2. Greatly increasing the geometry in the scene will still result in the exact same lighting cost as simple geometry. This is because the light cost is calculated by ((width*height*complexity of light shader) in this technique. Adding more geometry to the scene doesn't change any of those values. The technique is particularly useful in scenes with a large amount of overdraw (look into the wiki for an article on overdraw).
It's use is of course situational, but a useful idea to have in your pocket in case the need arises.

Re: Deferred Shading

PostPosted: Thu Jun 19, 2008 2:54 am
by Achim
thanks a lot for that example Malcolm. very useful

Instead of having a separate TOP for each light, is it also possible to add all the lights in a single TOP? If yes, will it be slower/faster?
This does not work well with transparent objects, does it?


Also, it would be nice if everybody could post the FPS they get with this file
I get 21fps with a 7800GT
So I'm gonna need a new card soon

Re: Deferred Shading

PostPosted: Thu Jun 19, 2008 12:26 pm
by malcolm
Ya this technique is poor with transparent objects, but there are some workarounds.
You could definitely merge the GLSL TOP shaders together so you do multiple lights per pass, and yes it'd be faster. I just left them split out to make it easier to see whats happening.

Re: Deferred Shading

PostPosted: Thu Jun 19, 2008 1:47 pm
by Achim
Thanks Malcolm,
it's definitely easier to follow with each light split to a separate TOP. Having an example which does it in one TOP would be great one day.

If you find some time, could you also please elaborate on the transparency workarounds?

Re: Deferred Shading

PostPosted: Thu Jun 19, 2008 1:58 pm
by malcolm
I've never actually tried to implement the workarounds, just seen them mentioned in a few articles. Your best bet is to google deferred shading and find papers on it for the workarounds.

Re: Deferred Shading

PostPosted: Thu Jun 19, 2008 2:10 pm
by Achim
will do. thx

Re: Deferred Shading

PostPosted: Tue Feb 18, 2014 6:35 am
by OMD
Is these techniques also ussefal ive you would like to project a Gobo ore picture? There is no shadow techniques?

These is a Example about the idea that I have to create. A lot off light fixtures that creates a volumetric light beam and the possibility to project lights on the 3d model.

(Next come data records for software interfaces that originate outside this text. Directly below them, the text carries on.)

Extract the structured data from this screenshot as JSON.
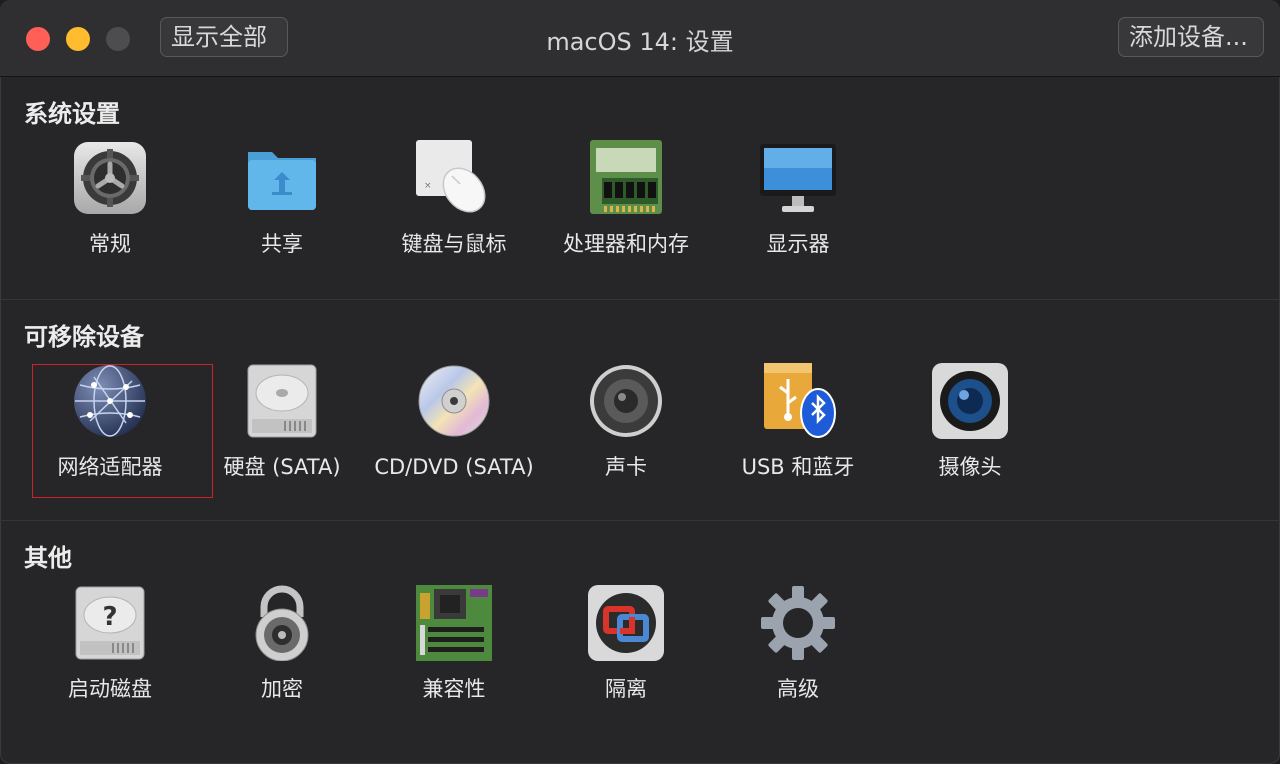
{
  "window": {
    "title": "macOS 14: 设置",
    "show_all": "显示全部",
    "add_device": "添加设备..."
  },
  "sections": {
    "system": {
      "title": "系统设置",
      "items": [
        "常规",
        "共享",
        "键盘与鼠标",
        "处理器和内存",
        "显示器"
      ]
    },
    "removable": {
      "title": "可移除设备",
      "items": [
        "网络适配器",
        "硬盘 (SATA)",
        "CD/DVD (SATA)",
        "声卡",
        "USB 和蓝牙",
        "摄像头"
      ],
      "selected": "网络适配器"
    },
    "other": {
      "title": "其他",
      "items": [
        "启动磁盘",
        "加密",
        "兼容性",
        "隔离",
        "高级"
      ]
    }
  },
  "icons": {
    "general": "gear-icon",
    "sharing": "shared-folder-icon",
    "keyboard_mouse": "keyboard-mouse-icon",
    "cpu_memory": "memory-chip-icon",
    "display": "monitor-icon",
    "network": "globe-network-icon",
    "hard_disk": "hard-disk-icon",
    "cd_dvd": "optical-disc-icon",
    "sound": "speaker-icon",
    "usb_bluetooth": "usb-bluetooth-icon",
    "camera": "camera-icon",
    "startup_disk": "startup-disk-icon",
    "encryption": "padlock-icon",
    "compatibility": "motherboard-icon",
    "isolation": "isolation-icon",
    "advanced": "advanced-gear-icon"
  },
  "colors": {
    "close": "#fe5f57",
    "minimize": "#febc2e",
    "selection_border": "#d0202a"
  }
}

Whit ore whiteout a gobo.

Re: Deferred Shading

PostPosted: Thu Sep 10, 2015 10:18 pm
by archo-p
Hey there!

I've been playing around with this a bit. I have a question though about how to deal with anti-aliasing. It seems to me that using this method makes anti-aliasing difficult, but I also don't fully understand how anti-aliasing works on renders. Is there a way to get it back and still use deferred shading? You can see in my example that anti-aliasing the initial render yields artifacts because of the way the different buffers need to be used in the lighting pass.

I'm attaching a file that is a sort of hybrid that uses the deferred technique but is actually still using light COMPs in a post render ( of a flat tile using a GLSL mat) to take advantage of the built in lighting functions. This doesn't get around the lighting limit though since its still specifying light COMPs in a render, but I think it is faster still.

Re: Deferred Shading

PostPosted: Fri Sep 11, 2015 11:09 am
by malcolm
The best way now would be to not antialias in your main render, do all your deferred rendering work and then use the Anti-Alias TOP at the end to apply anti-aliasing.

Re: Deferred Shading

PostPosted: Fri Feb 03, 2017 8:27 am
by yeswecan
Hey guys!

I was trying to run that last example in a non-commercial version of TD 099, but it doesn't work. What do you think might be the case? I've found no errors in the network apart from the textures being limited by non-commercial resolution.
http://i.imgur.com/Lx1kAbI
Image